§ MATERIAL SUPPLIED
══════════════════════════════
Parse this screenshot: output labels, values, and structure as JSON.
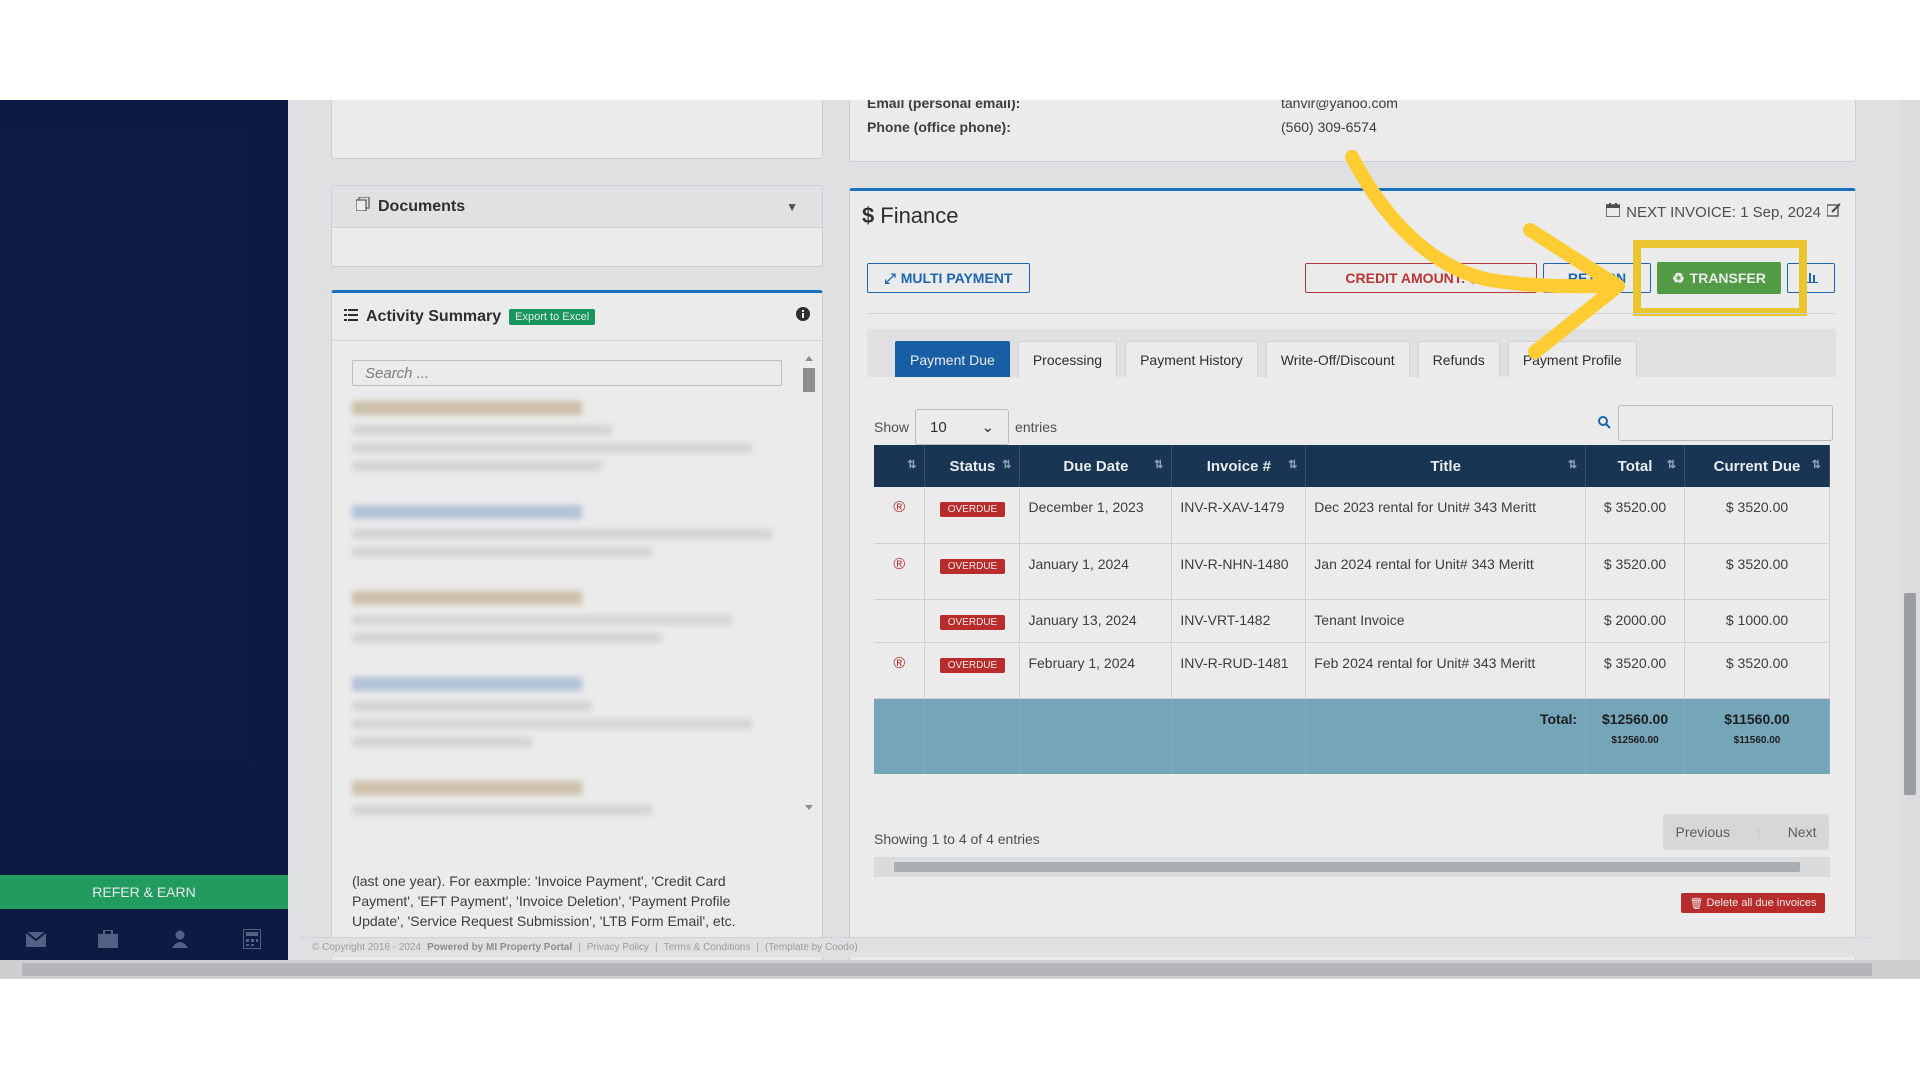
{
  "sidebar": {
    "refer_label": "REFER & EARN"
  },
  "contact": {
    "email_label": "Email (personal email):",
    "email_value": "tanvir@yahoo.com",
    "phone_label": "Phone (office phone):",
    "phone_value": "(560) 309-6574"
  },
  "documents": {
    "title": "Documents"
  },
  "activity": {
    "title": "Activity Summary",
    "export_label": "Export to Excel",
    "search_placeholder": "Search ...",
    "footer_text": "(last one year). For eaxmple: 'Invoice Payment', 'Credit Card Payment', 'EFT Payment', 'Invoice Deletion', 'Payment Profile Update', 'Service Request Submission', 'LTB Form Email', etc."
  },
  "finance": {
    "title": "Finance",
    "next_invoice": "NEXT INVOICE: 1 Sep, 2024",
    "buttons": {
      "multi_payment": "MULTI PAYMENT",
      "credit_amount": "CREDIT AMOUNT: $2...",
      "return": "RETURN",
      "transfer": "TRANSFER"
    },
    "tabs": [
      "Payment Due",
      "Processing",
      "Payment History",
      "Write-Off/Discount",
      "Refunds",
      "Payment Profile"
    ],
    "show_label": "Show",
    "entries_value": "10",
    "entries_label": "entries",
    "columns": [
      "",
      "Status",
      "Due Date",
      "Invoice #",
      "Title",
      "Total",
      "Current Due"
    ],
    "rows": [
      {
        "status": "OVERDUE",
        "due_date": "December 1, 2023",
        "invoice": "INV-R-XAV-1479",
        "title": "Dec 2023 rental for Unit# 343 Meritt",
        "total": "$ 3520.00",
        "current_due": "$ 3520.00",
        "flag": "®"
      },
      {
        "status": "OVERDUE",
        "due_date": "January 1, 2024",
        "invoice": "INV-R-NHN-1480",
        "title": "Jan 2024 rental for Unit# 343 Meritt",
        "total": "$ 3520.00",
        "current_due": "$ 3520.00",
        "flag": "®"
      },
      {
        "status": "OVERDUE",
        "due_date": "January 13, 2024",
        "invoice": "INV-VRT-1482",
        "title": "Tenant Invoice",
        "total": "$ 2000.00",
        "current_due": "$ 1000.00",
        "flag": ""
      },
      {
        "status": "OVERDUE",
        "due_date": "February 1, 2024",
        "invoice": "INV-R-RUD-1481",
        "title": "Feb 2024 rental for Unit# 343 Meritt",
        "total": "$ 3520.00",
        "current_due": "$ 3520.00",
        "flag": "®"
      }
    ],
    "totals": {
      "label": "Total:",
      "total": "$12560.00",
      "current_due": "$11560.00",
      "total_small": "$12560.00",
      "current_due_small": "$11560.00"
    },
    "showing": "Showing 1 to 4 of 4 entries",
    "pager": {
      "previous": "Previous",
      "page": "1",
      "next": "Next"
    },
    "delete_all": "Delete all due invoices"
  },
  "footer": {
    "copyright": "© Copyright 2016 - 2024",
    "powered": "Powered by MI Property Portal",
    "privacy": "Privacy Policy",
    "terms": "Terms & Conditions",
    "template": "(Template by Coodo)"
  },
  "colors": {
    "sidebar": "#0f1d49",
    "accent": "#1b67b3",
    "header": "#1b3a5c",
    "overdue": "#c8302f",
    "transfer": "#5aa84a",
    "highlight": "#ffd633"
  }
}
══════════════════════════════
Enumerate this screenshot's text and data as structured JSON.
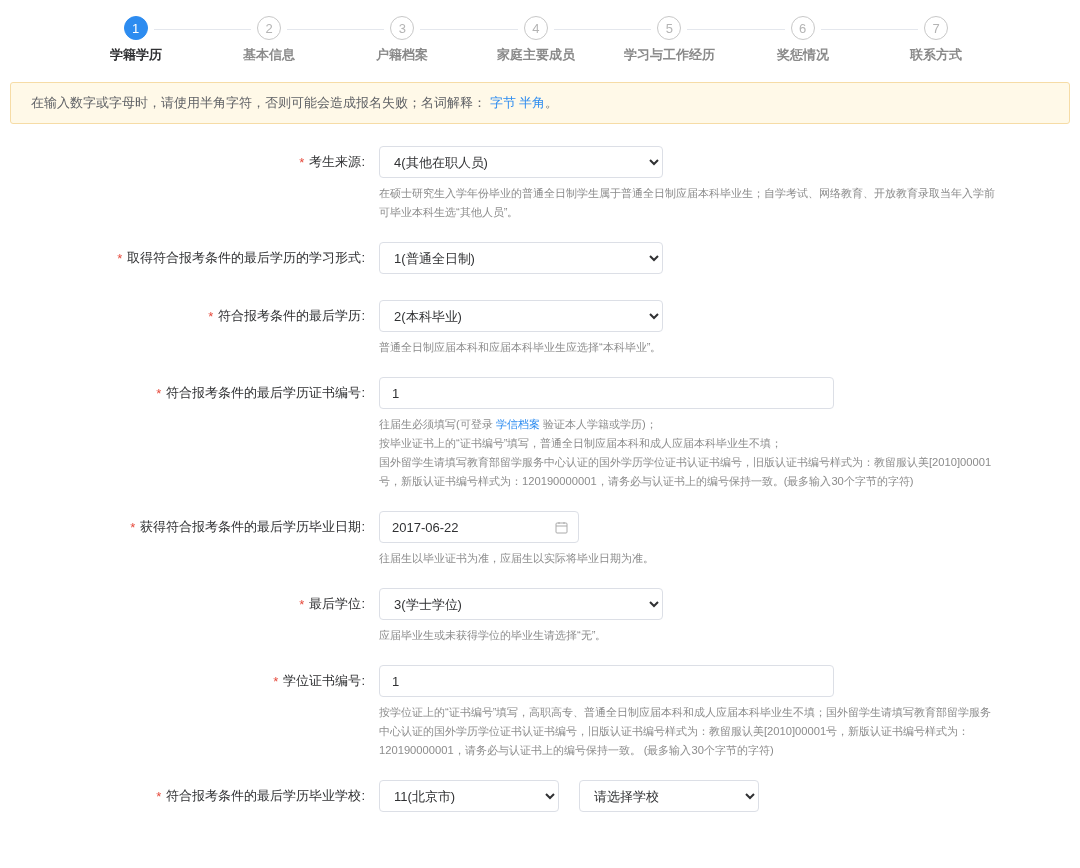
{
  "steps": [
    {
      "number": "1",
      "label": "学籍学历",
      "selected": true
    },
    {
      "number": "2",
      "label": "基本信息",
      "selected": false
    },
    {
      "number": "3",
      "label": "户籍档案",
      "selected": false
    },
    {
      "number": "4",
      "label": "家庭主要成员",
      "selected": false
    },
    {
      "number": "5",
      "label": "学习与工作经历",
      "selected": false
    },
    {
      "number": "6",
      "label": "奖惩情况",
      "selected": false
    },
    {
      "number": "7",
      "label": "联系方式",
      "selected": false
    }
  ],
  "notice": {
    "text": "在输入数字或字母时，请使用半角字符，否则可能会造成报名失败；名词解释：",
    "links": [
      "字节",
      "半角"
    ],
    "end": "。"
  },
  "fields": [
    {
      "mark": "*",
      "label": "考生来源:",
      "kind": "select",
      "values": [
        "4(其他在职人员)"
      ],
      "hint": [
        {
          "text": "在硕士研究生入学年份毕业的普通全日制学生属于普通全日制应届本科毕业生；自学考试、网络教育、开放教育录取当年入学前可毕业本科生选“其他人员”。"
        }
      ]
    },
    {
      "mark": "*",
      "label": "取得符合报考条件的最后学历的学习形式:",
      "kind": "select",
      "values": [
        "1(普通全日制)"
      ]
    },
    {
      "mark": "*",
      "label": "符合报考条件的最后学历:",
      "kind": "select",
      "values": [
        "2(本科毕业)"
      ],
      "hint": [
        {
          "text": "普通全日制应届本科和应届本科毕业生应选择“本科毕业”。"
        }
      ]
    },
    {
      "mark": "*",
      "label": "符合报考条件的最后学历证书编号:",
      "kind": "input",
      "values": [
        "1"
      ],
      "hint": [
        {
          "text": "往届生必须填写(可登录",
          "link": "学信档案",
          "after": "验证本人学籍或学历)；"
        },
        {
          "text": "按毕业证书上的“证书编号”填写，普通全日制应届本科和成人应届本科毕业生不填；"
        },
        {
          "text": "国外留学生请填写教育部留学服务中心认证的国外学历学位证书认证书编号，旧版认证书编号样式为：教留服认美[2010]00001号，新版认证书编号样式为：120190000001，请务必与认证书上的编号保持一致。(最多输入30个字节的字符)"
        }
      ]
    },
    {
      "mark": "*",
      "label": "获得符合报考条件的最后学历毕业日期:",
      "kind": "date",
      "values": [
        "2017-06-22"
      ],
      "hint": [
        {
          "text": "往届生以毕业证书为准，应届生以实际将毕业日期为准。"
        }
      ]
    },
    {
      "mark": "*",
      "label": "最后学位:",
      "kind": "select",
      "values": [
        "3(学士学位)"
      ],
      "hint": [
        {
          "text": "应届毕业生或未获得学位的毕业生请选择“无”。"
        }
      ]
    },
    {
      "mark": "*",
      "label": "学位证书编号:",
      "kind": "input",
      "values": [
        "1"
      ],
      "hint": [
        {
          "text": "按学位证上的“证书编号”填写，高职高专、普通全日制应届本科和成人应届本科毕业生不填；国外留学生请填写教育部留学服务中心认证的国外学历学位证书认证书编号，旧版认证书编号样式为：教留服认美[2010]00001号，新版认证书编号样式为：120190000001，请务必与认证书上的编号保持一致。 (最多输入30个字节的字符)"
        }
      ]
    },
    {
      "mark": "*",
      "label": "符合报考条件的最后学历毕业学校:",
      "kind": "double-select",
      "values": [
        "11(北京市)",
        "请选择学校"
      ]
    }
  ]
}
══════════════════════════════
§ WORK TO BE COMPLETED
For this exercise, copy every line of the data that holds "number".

§ EXERCISE RESULT
      "number": "1",
      "number": "2",
      "number": "3",
      "number": "4",
      "number": "5",
      "number": "6",
      "number": "7",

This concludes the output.